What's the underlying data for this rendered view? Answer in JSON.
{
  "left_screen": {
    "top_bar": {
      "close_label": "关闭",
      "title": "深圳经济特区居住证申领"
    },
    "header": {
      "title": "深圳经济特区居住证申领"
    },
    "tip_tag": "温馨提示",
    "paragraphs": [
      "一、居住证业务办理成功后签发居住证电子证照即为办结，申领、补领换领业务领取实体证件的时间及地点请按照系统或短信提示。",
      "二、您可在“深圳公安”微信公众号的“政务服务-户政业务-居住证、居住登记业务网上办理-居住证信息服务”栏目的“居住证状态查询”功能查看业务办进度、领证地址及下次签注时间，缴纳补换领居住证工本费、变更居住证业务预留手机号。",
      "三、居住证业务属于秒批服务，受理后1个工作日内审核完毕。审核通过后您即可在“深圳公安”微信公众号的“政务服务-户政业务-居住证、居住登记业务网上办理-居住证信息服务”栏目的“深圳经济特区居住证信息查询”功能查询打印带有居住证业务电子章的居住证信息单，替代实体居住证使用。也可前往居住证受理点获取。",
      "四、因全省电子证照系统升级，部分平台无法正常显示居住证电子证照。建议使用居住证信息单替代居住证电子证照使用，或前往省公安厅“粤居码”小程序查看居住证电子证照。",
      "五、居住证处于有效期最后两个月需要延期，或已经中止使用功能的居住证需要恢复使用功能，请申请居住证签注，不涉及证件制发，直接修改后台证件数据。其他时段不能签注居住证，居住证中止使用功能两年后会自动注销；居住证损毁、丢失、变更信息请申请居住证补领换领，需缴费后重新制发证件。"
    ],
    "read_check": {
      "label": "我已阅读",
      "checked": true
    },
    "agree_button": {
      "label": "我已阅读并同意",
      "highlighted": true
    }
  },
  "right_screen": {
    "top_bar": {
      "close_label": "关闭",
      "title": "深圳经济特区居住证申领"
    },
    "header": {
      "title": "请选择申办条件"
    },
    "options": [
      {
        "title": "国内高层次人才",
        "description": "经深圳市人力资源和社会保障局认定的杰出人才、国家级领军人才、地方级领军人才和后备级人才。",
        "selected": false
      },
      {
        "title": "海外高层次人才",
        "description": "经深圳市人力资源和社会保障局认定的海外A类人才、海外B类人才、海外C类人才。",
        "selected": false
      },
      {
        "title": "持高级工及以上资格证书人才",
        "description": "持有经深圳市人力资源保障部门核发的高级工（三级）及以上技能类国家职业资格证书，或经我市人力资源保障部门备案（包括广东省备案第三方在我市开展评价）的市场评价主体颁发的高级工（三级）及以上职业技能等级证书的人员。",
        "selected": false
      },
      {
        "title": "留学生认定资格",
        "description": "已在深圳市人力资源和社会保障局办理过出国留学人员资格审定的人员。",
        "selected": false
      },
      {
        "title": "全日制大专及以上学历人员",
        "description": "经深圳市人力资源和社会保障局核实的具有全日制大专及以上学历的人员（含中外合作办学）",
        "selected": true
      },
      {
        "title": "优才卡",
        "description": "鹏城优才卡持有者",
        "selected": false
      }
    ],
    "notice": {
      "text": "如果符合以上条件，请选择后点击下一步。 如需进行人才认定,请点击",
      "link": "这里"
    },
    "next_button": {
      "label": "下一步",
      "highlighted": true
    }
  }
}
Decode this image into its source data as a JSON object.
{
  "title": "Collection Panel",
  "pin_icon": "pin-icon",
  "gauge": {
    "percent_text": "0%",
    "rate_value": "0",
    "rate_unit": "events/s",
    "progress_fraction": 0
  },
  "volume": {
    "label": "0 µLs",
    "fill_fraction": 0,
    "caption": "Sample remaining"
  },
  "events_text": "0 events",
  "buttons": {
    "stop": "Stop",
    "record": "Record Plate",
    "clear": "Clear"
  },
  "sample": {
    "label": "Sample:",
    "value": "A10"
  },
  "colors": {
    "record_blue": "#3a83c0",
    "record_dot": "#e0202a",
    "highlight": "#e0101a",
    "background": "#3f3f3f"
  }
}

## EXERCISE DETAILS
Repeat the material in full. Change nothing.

## ANSWER BELOW
What's the underlying data for this rendered view? Answer in JSON.
{
  "left_screen": {
    "top_bar": {
      "close_label": "关闭",
      "title": "深圳经济特区居住证申领"
    },
    "header": {
      "title": "深圳经济特区居住证申领"
    },
    "tip_tag": "温馨提示",
    "paragraphs": [
      "一、居住证业务办理成功后签发居住证电子证照即为办结，申领、补领换领业务领取实体证件的时间及地点请按照系统或短信提示。",
      "二、您可在“深圳公安”微信公众号的“政务服务-户政业务-居住证、居住登记业务网上办理-居住证信息服务”栏目的“居住证状态查询”功能查看业务办进度、领证地址及下次签注时间，缴纳补换领居住证工本费、变更居住证业务预留手机号。",
      "三、居住证业务属于秒批服务，受理后1个工作日内审核完毕。审核通过后您即可在“深圳公安”微信公众号的“政务服务-户政业务-居住证、居住登记业务网上办理-居住证信息服务”栏目的“深圳经济特区居住证信息查询”功能查询打印带有居住证业务电子章的居住证信息单，替代实体居住证使用。也可前往居住证受理点获取。",
      "四、因全省电子证照系统升级，部分平台无法正常显示居住证电子证照。建议使用居住证信息单替代居住证电子证照使用，或前往省公安厅“粤居码”小程序查看居住证电子证照。",
      "五、居住证处于有效期最后两个月需要延期，或已经中止使用功能的居住证需要恢复使用功能，请申请居住证签注，不涉及证件制发，直接修改后台证件数据。其他时段不能签注居住证，居住证中止使用功能两年后会自动注销；居住证损毁、丢失、变更信息请申请居住证补领换领，需缴费后重新制发证件。"
    ],
    "read_check": {
      "label": "我已阅读",
      "checked": true
    },
    "agree_button": {
      "label": "我已阅读并同意",
      "highlighted": true
    }
  },
  "right_screen": {
    "top_bar": {
      "close_label": "关闭",
      "title": "深圳经济特区居住证申领"
    },
    "header": {
      "title": "请选择申办条件"
    },
    "options": [
      {
        "title": "国内高层次人才",
        "description": "经深圳市人力资源和社会保障局认定的杰出人才、国家级领军人才、地方级领军人才和后备级人才。",
        "selected": false
      },
      {
        "title": "海外高层次人才",
        "description": "经深圳市人力资源和社会保障局认定的海外A类人才、海外B类人才、海外C类人才。",
        "selected": false
      },
      {
        "title": "持高级工及以上资格证书人才",
        "description": "持有经深圳市人力资源保障部门核发的高级工（三级）及以上技能类国家职业资格证书，或经我市人力资源保障部门备案（包括广东省备案第三方在我市开展评价）的市场评价主体颁发的高级工（三级）及以上职业技能等级证书的人员。",
        "selected": false
      },
      {
        "title": "留学生认定资格",
        "description": "已在深圳市人力资源和社会保障局办理过出国留学人员资格审定的人员。",
        "selected": false
      },
      {
        "title": "全日制大专及以上学历人员",
        "description": "经深圳市人力资源和社会保障局核实的具有全日制大专及以上学历的人员（含中外合作办学）",
        "selected": true
      },
      {
        "title": "优才卡",
        "description": "鹏城优才卡持有者",
        "selected": false
      }
    ],
    "notice": {
      "text": "如果符合以上条件，请选择后点击下一步。 如需进行人才认定,请点击",
      "link": "这里"
    },
    "next_button": {
      "label": "下一步",
      "highlighted": true
    }
  }
}
Decode this image into its source data as a JSON object.
{
  "title": "Collection Panel",
  "pin_icon": "pin-icon",
  "gauge": {
    "percent_text": "0%",
    "rate_value": "0",
    "rate_unit": "events/s",
    "progress_fraction": 0
  },
  "volume": {
    "label": "0 µLs",
    "fill_fraction": 0,
    "caption": "Sample remaining"
  },
  "events_text": "0 events",
  "buttons": {
    "stop": "Stop",
    "record": "Record Plate",
    "clear": "Clear"
  },
  "sample": {
    "label": "Sample:",
    "value": "A10"
  },
  "colors": {
    "record_blue": "#3a83c0",
    "record_dot": "#e0202a",
    "highlight": "#e0101a",
    "background": "#3f3f3f"
  }
}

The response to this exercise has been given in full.